Which lines of the data include the string "Enter"? List them all.

* DATA SUPPLIED
---+---

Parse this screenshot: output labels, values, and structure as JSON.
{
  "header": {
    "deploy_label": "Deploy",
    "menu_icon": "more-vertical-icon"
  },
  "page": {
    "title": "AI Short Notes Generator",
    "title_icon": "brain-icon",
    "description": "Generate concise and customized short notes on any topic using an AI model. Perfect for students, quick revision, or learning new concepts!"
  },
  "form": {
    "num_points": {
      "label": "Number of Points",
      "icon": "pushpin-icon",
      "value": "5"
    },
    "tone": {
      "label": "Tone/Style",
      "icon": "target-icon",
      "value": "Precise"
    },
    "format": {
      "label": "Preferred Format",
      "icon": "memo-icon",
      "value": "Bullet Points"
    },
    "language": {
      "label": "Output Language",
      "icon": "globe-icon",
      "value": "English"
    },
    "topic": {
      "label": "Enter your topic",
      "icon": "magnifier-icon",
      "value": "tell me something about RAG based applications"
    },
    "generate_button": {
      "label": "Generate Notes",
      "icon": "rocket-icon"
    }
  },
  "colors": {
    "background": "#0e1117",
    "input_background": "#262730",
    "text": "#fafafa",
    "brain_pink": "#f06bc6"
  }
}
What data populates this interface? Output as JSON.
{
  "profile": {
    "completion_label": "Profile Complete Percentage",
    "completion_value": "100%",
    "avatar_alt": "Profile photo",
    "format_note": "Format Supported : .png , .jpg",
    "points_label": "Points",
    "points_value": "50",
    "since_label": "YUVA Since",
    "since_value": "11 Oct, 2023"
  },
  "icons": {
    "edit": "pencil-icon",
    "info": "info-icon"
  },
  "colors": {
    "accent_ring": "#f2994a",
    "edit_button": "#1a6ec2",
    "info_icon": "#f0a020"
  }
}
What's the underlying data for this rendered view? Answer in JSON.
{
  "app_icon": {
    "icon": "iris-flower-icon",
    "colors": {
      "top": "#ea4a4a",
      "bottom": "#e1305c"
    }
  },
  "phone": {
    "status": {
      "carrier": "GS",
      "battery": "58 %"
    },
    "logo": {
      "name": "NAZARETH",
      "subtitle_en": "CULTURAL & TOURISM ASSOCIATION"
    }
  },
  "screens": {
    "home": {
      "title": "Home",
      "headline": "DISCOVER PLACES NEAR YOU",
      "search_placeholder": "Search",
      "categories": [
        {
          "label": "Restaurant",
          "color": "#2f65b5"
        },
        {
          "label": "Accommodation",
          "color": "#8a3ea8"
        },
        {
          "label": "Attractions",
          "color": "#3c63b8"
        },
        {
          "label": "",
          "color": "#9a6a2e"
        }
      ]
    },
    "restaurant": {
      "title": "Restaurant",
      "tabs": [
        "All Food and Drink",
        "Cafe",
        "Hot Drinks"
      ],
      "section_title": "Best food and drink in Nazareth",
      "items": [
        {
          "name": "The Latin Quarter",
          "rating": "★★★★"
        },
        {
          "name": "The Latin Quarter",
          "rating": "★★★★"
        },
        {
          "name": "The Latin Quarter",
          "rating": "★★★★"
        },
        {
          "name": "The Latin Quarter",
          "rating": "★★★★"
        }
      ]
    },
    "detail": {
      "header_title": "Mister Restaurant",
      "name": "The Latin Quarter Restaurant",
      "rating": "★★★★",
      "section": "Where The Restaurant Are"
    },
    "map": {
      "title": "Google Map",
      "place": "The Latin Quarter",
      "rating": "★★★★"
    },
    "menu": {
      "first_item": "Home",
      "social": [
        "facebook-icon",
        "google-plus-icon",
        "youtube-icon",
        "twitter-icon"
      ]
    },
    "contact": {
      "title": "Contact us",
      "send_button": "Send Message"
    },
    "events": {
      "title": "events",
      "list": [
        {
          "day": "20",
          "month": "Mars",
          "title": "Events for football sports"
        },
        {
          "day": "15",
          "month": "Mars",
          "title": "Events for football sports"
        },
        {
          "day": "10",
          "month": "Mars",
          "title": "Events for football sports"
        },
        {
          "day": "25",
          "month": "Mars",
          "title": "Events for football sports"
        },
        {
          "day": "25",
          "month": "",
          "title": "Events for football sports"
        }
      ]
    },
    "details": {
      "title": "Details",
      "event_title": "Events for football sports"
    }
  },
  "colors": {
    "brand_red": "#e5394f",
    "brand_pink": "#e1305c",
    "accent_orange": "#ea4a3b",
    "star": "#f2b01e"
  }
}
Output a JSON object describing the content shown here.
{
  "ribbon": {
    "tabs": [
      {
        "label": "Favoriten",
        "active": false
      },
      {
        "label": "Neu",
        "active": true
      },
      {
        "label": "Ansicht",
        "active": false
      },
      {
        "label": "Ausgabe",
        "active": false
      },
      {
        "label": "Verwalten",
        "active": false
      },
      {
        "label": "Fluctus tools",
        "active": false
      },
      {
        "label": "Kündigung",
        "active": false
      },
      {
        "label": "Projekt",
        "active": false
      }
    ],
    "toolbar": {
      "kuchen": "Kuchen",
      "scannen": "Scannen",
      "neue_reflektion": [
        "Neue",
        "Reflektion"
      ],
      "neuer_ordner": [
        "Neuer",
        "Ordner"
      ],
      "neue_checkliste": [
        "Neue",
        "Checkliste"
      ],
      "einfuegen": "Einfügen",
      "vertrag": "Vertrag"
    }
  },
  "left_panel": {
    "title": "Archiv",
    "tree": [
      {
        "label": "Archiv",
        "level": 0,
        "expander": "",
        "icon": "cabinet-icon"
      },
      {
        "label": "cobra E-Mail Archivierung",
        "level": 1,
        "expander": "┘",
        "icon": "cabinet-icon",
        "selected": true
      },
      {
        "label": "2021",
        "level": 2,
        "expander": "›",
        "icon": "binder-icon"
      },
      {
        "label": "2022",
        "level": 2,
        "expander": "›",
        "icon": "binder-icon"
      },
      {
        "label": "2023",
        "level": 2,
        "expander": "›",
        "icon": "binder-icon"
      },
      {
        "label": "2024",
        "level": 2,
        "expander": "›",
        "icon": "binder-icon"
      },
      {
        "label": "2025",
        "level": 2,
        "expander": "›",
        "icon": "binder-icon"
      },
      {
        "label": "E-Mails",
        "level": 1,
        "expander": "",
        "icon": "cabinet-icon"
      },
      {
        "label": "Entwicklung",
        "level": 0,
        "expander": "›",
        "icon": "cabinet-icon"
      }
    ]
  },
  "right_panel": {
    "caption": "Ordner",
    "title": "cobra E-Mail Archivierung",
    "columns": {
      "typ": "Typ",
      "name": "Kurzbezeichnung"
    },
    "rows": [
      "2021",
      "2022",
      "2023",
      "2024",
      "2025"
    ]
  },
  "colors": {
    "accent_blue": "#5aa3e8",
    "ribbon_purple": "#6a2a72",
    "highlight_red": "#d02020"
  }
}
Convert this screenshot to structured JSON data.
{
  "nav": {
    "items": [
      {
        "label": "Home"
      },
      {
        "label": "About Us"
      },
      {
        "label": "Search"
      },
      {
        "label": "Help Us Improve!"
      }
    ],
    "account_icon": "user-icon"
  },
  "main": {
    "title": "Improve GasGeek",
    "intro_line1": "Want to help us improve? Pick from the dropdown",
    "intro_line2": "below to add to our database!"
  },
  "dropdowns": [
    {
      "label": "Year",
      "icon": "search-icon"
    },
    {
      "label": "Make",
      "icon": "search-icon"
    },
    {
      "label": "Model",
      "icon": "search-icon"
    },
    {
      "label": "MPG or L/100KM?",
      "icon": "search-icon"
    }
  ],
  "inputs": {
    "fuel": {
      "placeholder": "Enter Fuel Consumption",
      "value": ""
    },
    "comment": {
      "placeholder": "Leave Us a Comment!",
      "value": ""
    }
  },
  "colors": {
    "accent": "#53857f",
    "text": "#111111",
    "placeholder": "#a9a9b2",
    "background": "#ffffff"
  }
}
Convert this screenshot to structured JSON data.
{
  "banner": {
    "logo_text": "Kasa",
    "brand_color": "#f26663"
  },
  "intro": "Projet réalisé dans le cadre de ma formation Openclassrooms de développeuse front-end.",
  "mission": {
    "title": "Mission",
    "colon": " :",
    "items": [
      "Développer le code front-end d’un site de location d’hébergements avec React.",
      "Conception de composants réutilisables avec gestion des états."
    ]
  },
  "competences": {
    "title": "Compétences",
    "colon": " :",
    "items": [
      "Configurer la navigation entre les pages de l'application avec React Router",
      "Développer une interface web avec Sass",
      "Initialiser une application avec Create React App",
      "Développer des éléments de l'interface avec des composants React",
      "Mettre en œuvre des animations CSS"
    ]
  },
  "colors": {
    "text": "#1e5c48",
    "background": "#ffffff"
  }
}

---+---

* SOLVED EXERCISE
      "label": "Enter your topic",
      "placeholder": "Enter Fuel Consumption",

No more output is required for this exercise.